Every year there is always another "next" player. Johnson could fit that bill this year. Johnson looks and plays like former LSU standout Glen "Big Baby" Davis. An engaging personality off the court, Johnson doesn't do a lot of talking on it. He spends most of his time using his big body to shield opponents so he can grab rebounds. Johnson often muscled his way to the rim for two points.
The North Carolina native is pushing the 300 pound mark, but his frame carries it well. Johnson is more of the exception than the rule with bigger, plus-sized post players. He moves with quickness, gets off the floor faster than you'd think and has surprisingly good mobility. Johnson is blessed with long arms and seemed to be an inch higher than his opponents for rebounds.
The Winston-Salem (N.C.) Prep prospect came into the Boo Williams Invitational with a number of mid-majors hot on his trail and a couple of high-majors sniffing around. Virginia Commonwealth, East Carolina, Fairfield and UNC Wilmington beat everyone to the punch. Now Virginia, Florida, Clemson and Virginia Tech have thrown a hat into the mix.
It will be interesting to see what coaches line up to see Johnson in action in two weeks at the Pittsburgh Jam Fest. Johnson he's trying to earn even more scholarship offers.
Players don't come out of nowhere anymore because of the 24/7 world of .com recruiting. But somehow, some way the big man from Alabama slid under the radar. Those days of being a little known prospect are over after a good weekend in Virginia.
Smith did what effective big men do. The Pleasant Grove High School prospect rebounded, blocked shots, set picks and was an enforcer inside the paint. He struggled with foul trouble because of his aggressive play, but he was consistently effective for the Alabama Challenge. Smith is still raw offensively and much better as a defensive post player at this stage.
He cut his teeth against some talented teams, and Smith was unfazed by his opponents. He tipped off his spring season on the right foot and has placed his name on must-see lists for a number of programs.
Few guards in the 32-team field had more of an impact on the game than the 5-foot-11 floor general from Chicago. In fact, one could argue that he was one of the top five players in the tournament from start to finish. Dillard was that impressive.
Dillard was the spark that pushed Mean Streets to the final, where the Chicago team was fewer than three seconds away from knocking off Boo Williams for the tourney title. Never rattled and never intimidated by the opposition, Dillard was calm in the pilot's chair and played a smart game in the backcourt.
Dillard was Mr. Big Shot when his squad needed a score. He also has several key assists to either Michael Dunnigan or Josh Crittle inside the paint. Dillard was great off the bounce, saw holes in the defense and exploded to the opening.

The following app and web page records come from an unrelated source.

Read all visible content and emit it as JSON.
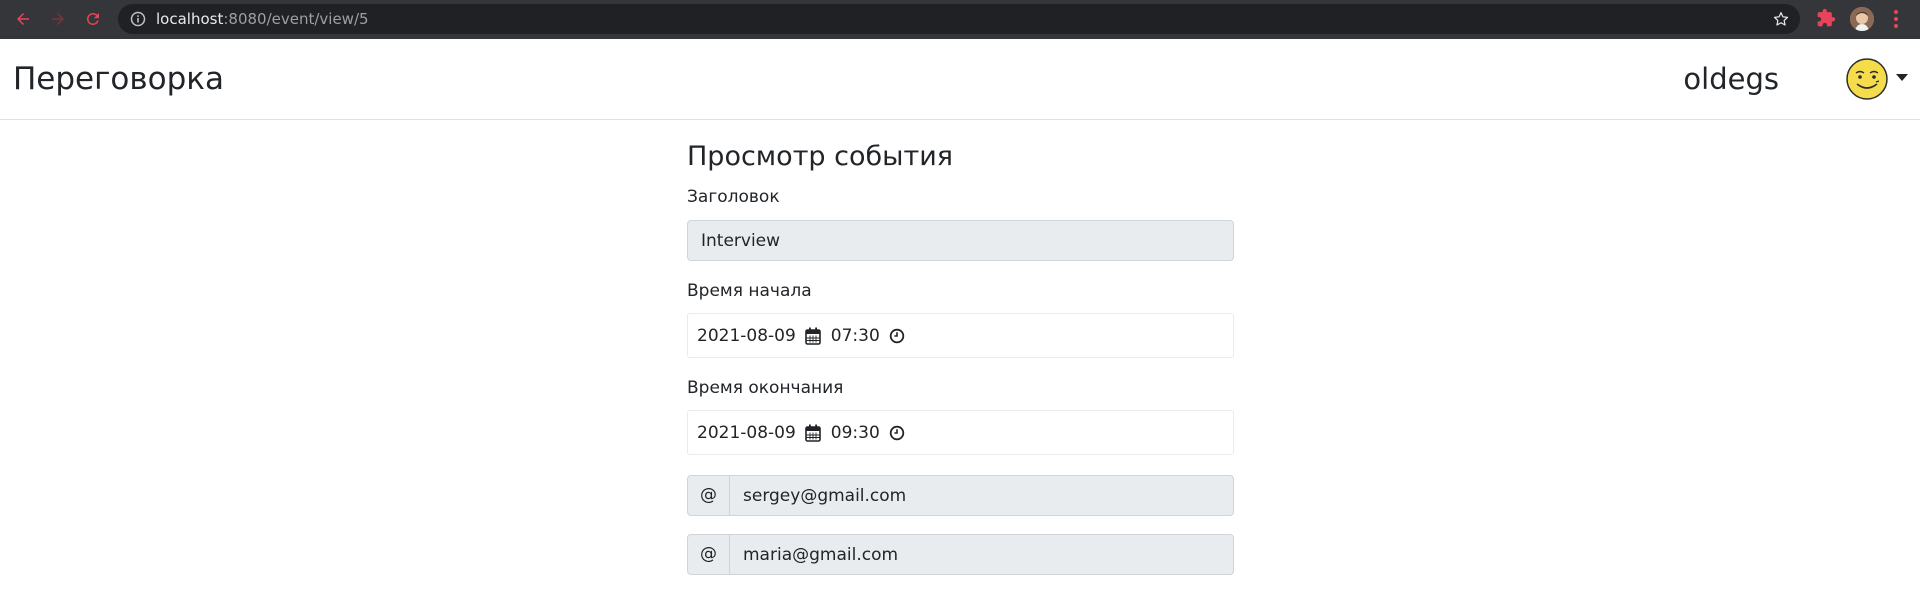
{
  "browser": {
    "url_host": "localhost",
    "url_path": ":8080/event/view/5"
  },
  "header": {
    "brand": "Переговорка",
    "username": "oldegs"
  },
  "main": {
    "title": "Просмотр события",
    "title_label": "Заголовок",
    "title_value": "Interview",
    "start_label": "Время начала",
    "start_date": "2021-08-09",
    "start_time": "07:30",
    "end_label": "Время окончания",
    "end_date": "2021-08-09",
    "end_time": "09:30",
    "participants": [
      {
        "prefix": "@",
        "email": "sergey@gmail.com"
      },
      {
        "prefix": "@",
        "email": "maria@gmail.com"
      }
    ]
  },
  "colors": {
    "chrome_bg": "#35363a",
    "omnibox_bg": "#202124",
    "readonly_bg": "#e9ecef",
    "border": "#ced4da",
    "nav_back": "#e8435a"
  },
  "icons": [
    "back-arrow-icon",
    "forward-arrow-icon",
    "reload-icon",
    "info-icon",
    "star-icon",
    "extension-icon",
    "calendar-icon",
    "clock-icon",
    "caret-down-icon",
    "more-vertical-icon"
  ]
}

As it stands now, the Homewood-Flossmoor point guard said he isn't focusing on recruiting. Odds are some high-major programs will have to ask some serious questions about whether the sub 6-footer can help them at their level. Dillard stepped up with his play and delivered.
While most of the top dogs in the 17-and-under division of the tournament were rising seniors, White proved that the kids are alright, too. The 15-year-old was very impressive over the span of six games, and certainly made a strong case for himself as one of the top prospects in the class of 2009.
White, a product of De LaSalle High School in Minneapolis, recorded three double-doubles for Howard Pulley and did a nice job of utilizing his inside-out abilities. He has a smooth perimeter game and a good burst of athleticism in the open floor. White can put the ball on the floor as well as stop and pop in the midrange.
Every bit the high-major prospect, White will be a name that is much discussed over the next two years. He has the makings to be a special player at the national level. He showed flashes of brilliance throughout the weekend and helped Howard Pulley claim the bronze division title.
After seeing Cheek last summer at the adidas Phenom150 camp, we knew he would be a player over time. Apparently, the St. Anthony's (N.J.) prospect has a quicker timetable than originally thought. The 6-foot-5 shooting guard helped put his Playaz club in the 16-and-under championship.
Offensively, the rail-thin guard put the ball on the floor with ease, attacked the basket and made some incredibly tough shots with his left hand. Cheek's aggressiveness put him on the line, where he was a perfect 8-for-8 in the championship game. Cheek scored 13 of his team's first 19 points in the title game.
The class of 2009 prospect has size, speed, scoring ability and two more years of intense instruction from his high school coach Bob Hurley, Sr., to improve his overall skill set. With added bulk to his long frame, Cheek will be a very attractive high-major prospect.